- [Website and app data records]

--------------------------------

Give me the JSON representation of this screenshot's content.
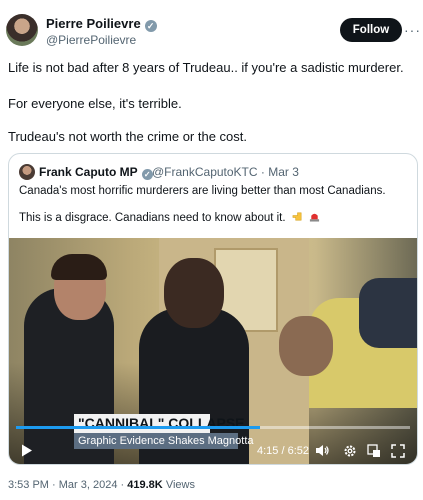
{
  "post": {
    "author_name": "Pierre Poilievre",
    "author_handle": "@PierrePoilievre",
    "follow_label": "Follow",
    "more_label": "···",
    "lines": [
      "Life is not bad after 8 years of Trudeau.. if you're a sadistic murderer.",
      "For everyone else, it's terrible.",
      "Trudeau's not worth the crime or the cost."
    ]
  },
  "quote": {
    "author_name": "Frank Caputo MP",
    "author_handle": "@FrankCaputoKTC",
    "separator": "·",
    "date": "Mar 3",
    "lines": [
      "Canada's most horrific murderers are living better than most Canadians.",
      "This is a disgrace. Canadians need to know about it."
    ],
    "video": {
      "headline": "\"CANNIBAL\" COLLAPSE",
      "subheadline": "Graphic Evidence Shakes Magnotta",
      "current_time": "4:15",
      "duration": "6:52",
      "time_display": "4:15 / 6:52",
      "progress": 0.62
    }
  },
  "footer": {
    "time": "3:53 PM",
    "date": "Mar 3, 2024",
    "separator": "·",
    "views_count": "419.8K",
    "views_label": "Views"
  },
  "colors": {
    "verified_badge": "#829aab",
    "follow_button": "#0f1419",
    "progress": "#1d9bf0"
  },
  "icons": [
    "avatar",
    "verified-badge-icon",
    "more-icon",
    "point-left-emoji-icon",
    "alarm-light-emoji-icon",
    "play-icon",
    "volume-icon",
    "settings-icon",
    "miniplayer-icon",
    "fullscreen-icon"
  ]
}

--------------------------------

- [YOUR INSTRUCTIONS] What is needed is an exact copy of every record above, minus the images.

- [EXERCISE OUTPUT]
Give me the JSON representation of this screenshot's content.
{
  "post": {
    "author_name": "Pierre Poilievre",
    "author_handle": "@PierrePoilievre",
    "follow_label": "Follow",
    "more_label": "···",
    "lines": [
      "Life is not bad after 8 years of Trudeau.. if you're a sadistic murderer.",
      "For everyone else, it's terrible.",
      "Trudeau's not worth the crime or the cost."
    ]
  },
  "quote": {
    "author_name": "Frank Caputo MP",
    "author_handle": "@FrankCaputoKTC",
    "separator": "·",
    "date": "Mar 3",
    "lines": [
      "Canada's most horrific murderers are living better than most Canadians.",
      "This is a disgrace. Canadians need to know about it."
    ],
    "video": {
      "headline": "\"CANNIBAL\" COLLAPSE",
      "subheadline": "Graphic Evidence Shakes Magnotta",
      "current_time": "4:15",
      "duration": "6:52",
      "time_display": "4:15 / 6:52",
      "progress": 0.62
    }
  },
  "footer": {
    "time": "3:53 PM",
    "date": "Mar 3, 2024",
    "separator": "·",
    "views_count": "419.8K",
    "views_label": "Views"
  },
  "colors": {
    "verified_badge": "#829aab",
    "follow_button": "#0f1419",
    "progress": "#1d9bf0"
  },
  "icons": [
    "avatar",
    "verified-badge-icon",
    "more-icon",
    "point-left-emoji-icon",
    "alarm-light-emoji-icon",
    "play-icon",
    "volume-icon",
    "settings-icon",
    "miniplayer-icon",
    "fullscreen-icon"
  ]
}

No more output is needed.